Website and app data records
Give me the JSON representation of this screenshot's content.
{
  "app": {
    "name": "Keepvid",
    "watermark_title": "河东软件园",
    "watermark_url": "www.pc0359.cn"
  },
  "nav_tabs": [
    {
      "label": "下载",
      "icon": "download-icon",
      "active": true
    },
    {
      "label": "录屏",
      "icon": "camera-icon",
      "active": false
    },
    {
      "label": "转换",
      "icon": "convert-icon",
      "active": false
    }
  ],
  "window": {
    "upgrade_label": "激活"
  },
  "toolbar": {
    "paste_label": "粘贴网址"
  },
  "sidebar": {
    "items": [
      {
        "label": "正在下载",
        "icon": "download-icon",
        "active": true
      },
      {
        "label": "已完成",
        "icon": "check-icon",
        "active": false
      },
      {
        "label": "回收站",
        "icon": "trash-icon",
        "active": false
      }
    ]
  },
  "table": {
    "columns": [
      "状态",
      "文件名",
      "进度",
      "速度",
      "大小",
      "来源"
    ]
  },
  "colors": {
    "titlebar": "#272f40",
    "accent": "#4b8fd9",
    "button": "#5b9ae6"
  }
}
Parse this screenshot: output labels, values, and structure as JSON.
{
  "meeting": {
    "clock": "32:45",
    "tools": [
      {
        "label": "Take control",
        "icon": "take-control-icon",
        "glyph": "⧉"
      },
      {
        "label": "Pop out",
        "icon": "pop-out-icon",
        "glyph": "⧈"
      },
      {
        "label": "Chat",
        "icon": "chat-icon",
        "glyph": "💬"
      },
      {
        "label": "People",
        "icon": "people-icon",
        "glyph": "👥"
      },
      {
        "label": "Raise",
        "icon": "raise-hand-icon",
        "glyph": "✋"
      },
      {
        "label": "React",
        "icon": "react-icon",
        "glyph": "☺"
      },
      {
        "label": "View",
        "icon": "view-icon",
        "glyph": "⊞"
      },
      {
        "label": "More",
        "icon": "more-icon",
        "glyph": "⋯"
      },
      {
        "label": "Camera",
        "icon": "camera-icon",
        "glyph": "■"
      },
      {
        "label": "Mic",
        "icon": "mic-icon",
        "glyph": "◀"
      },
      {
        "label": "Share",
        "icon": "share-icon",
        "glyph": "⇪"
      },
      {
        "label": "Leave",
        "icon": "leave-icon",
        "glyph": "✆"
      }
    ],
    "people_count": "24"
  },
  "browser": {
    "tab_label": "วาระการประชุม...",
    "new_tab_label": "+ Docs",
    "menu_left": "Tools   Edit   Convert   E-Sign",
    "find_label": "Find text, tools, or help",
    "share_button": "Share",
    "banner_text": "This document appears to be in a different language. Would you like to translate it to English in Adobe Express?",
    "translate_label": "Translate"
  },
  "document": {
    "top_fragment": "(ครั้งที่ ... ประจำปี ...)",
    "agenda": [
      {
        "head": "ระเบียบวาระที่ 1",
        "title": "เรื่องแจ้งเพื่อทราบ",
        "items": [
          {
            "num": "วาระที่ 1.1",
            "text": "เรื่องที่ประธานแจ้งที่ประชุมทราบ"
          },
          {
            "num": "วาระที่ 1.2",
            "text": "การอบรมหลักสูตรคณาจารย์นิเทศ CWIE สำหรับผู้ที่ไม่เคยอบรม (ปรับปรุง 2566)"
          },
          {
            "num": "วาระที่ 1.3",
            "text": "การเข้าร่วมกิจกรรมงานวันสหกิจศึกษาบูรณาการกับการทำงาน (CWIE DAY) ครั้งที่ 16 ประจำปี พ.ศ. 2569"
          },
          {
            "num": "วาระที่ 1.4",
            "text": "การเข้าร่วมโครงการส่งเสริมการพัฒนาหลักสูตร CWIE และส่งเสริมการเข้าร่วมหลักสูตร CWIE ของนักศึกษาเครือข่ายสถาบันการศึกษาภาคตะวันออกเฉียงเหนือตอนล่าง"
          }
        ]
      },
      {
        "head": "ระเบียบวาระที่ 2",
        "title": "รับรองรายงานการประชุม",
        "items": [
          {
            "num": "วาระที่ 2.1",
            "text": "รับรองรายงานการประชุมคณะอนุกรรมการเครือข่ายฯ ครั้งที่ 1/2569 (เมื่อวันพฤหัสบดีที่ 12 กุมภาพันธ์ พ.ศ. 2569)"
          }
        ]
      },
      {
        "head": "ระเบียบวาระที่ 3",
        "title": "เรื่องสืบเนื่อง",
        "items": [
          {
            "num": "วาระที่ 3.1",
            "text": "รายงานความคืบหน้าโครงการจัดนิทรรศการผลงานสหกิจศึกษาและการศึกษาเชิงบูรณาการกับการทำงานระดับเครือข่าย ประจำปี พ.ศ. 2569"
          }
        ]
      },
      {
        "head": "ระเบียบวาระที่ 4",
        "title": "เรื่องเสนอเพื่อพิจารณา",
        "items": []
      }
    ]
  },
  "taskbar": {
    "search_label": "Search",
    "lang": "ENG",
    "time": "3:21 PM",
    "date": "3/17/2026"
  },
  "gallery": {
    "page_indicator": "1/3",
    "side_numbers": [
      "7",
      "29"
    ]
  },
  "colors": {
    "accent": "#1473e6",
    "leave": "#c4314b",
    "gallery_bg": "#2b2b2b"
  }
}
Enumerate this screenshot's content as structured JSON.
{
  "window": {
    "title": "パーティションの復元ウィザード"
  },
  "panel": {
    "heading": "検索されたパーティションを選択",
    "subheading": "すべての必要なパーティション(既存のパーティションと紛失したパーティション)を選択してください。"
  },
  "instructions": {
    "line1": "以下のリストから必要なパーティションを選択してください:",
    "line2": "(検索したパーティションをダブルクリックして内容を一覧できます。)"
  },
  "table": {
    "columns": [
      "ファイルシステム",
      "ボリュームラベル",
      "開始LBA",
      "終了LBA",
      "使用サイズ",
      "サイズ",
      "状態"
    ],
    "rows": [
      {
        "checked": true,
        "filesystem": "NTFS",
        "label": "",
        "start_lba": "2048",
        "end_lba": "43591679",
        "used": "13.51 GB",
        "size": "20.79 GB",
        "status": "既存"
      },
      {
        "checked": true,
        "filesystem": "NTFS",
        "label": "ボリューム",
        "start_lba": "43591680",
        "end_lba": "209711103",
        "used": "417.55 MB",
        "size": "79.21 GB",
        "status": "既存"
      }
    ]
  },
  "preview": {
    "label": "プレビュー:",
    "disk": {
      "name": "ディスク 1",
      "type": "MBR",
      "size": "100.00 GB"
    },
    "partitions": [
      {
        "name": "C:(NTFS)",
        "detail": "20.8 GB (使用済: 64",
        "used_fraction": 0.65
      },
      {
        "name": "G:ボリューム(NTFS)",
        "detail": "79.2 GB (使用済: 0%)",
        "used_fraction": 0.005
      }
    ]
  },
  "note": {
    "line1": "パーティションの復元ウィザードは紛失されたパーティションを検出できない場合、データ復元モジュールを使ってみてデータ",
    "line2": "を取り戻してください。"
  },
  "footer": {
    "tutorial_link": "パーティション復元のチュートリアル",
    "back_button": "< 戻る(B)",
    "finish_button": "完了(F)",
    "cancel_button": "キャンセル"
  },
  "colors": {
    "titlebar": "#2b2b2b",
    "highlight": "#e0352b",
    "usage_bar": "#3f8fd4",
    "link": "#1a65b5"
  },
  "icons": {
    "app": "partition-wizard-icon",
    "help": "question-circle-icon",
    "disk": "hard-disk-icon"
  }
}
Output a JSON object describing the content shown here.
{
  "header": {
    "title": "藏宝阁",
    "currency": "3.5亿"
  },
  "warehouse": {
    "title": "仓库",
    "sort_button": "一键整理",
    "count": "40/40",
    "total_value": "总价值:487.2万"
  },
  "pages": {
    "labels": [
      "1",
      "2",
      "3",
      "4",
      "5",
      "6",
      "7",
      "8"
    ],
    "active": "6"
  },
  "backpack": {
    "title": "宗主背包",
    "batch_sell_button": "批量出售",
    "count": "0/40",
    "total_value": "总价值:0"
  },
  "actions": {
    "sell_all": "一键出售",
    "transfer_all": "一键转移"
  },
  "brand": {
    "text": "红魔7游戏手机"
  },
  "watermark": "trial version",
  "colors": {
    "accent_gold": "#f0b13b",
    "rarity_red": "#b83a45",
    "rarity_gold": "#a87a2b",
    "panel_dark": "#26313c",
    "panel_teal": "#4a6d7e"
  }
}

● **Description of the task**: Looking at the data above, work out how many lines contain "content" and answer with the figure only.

● **Written response**: 3